Historical Map: New York City’s Pneumatic Tube Mail System

Not a transit map in the usual sense of carrying passengers, this map instead depicts a network that conveyed mail at speeds of up to 35mph under the streets of New York from 1897 to 1953 (barring a small gap during World War I when it was shut down to conserve funds for the war effort).

This map probably shows the system at its height pre-WWI, with over 27 miles of tube. Even then, the costs of running such a system were becoming prohibitive, and the new-fangled automobile was becoming a viable and cost-effective alternative to transporting mail across the city.

New York wasn’t alone in having such a system, although it carried more mail than most: a single canister could hold up to 600 letters. Paris’ pneumatic tube mail remained in service until 1983, when it was finally ousted by fax and telex machines (remember those?)

(Source: via Untapped Cities, diagram originally from “The Works" book by Kate Ascher)

Historical Map: New York Metropolitan Transit Authority 1968 Plan for Rail Improvement and Transit Expansion
Courtesy of the new and already indispensable hyperrealcartography Tumblr, here’s a simply stunning set of New York transit planning maps from the late 60s.
In this modern age of computer-aided map design, a lot of time can be spent trying to digitally replicate this watercolour look, but it’s hard to beat the real thing (although Stamen’s lovely map tiles do a pretty good job!).
The north pointer — successfully and cleverly integrating the then-brand-new MTA logo — is also worthy of note.
(Source: hyperrealcartography) Historical Map: New York Metropolitan Transit Authority 1968 Plan for Rail Improvement and Transit Expansion
Courtesy of the new and already indispensable hyperrealcartography Tumblr, here’s a simply stunning set of New York transit planning maps from the late 60s.
In this modern age of computer-aided map design, a lot of time can be spent trying to digitally replicate this watercolour look, but it’s hard to beat the real thing (although Stamen’s lovely map tiles do a pretty good job!).
The north pointer — successfully and cleverly integrating the then-brand-new MTA logo — is also worthy of note.
(Source: hyperrealcartography) Historical Map: New York Metropolitan Transit Authority 1968 Plan for Rail Improvement and Transit Expansion
Courtesy of the new and already indispensable hyperrealcartography Tumblr, here’s a simply stunning set of New York transit planning maps from the late 60s.
In this modern age of computer-aided map design, a lot of time can be spent trying to digitally replicate this watercolour look, but it’s hard to beat the real thing (although Stamen’s lovely map tiles do a pretty good job!).
The north pointer — successfully and cleverly integrating the then-brand-new MTA logo — is also worthy of note.
(Source: hyperrealcartography)

Historical Map: New York Metropolitan Transit Authority 1968 Plan for Rail Improvement and Transit Expansion

Courtesy of the new and already indispensable hyperrealcartography Tumblr, here’s a simply stunning set of New York transit planning maps from the late 60s.

In this modern age of computer-aided map design, a lot of time can be spent trying to digitally replicate this watercolour look, but it’s hard to beat the real thing (although Stamen’s lovely map tiles do a pretty good job!).

The north pointer — successfully and cleverly integrating the then-brand-new MTA logo — is also worthy of note.

(Source: hyperrealcartography)

Historical Map: New York City Transit System Morning Peak Flow, 1954

A beautiful old map showing scheduled morning peak service (both actual service and absolute maximum capacity) into Manhattan below 60th Street.
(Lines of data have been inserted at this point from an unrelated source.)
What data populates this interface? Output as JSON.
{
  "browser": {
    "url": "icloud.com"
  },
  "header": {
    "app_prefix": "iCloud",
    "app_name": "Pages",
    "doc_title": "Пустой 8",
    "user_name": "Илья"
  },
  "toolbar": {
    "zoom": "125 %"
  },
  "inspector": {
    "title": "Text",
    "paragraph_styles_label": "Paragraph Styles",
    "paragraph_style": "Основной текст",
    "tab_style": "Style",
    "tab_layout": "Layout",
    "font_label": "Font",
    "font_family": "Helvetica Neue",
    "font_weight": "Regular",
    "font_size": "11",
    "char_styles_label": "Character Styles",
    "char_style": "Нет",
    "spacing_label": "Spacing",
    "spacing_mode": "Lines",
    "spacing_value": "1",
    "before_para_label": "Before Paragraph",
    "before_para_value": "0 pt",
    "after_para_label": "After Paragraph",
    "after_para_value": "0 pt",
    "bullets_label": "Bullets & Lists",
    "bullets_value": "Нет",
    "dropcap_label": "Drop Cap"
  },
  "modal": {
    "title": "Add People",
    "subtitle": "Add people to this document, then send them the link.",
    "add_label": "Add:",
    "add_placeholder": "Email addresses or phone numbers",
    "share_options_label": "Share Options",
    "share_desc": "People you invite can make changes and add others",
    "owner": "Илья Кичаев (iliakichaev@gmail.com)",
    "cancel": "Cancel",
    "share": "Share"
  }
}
The thicker the lines, the greater the service — much like modern service frequency maps! Being 1954, the subway is still divided into its three separately run divisions: BMT (Yellow), IRT (Blue) and IND (Red).

(Source: Ward Maps’ Facebook Page — lots of amazing old maps here!)

The Incredible Shape-Changing Island

The distortion of Manhattan on NYC subway maps over the years, expressed as a height-to-width ratio. Fascinating stuff from a NY Times article in 2010 enumerating the changes in the latest version of the map.

New MTA Wayfinding Signage

Nice supplementary wayfinding signage at New York’s Union Square Station. YOU ARE HERE.

(Source: Nick Sherman/Flickr)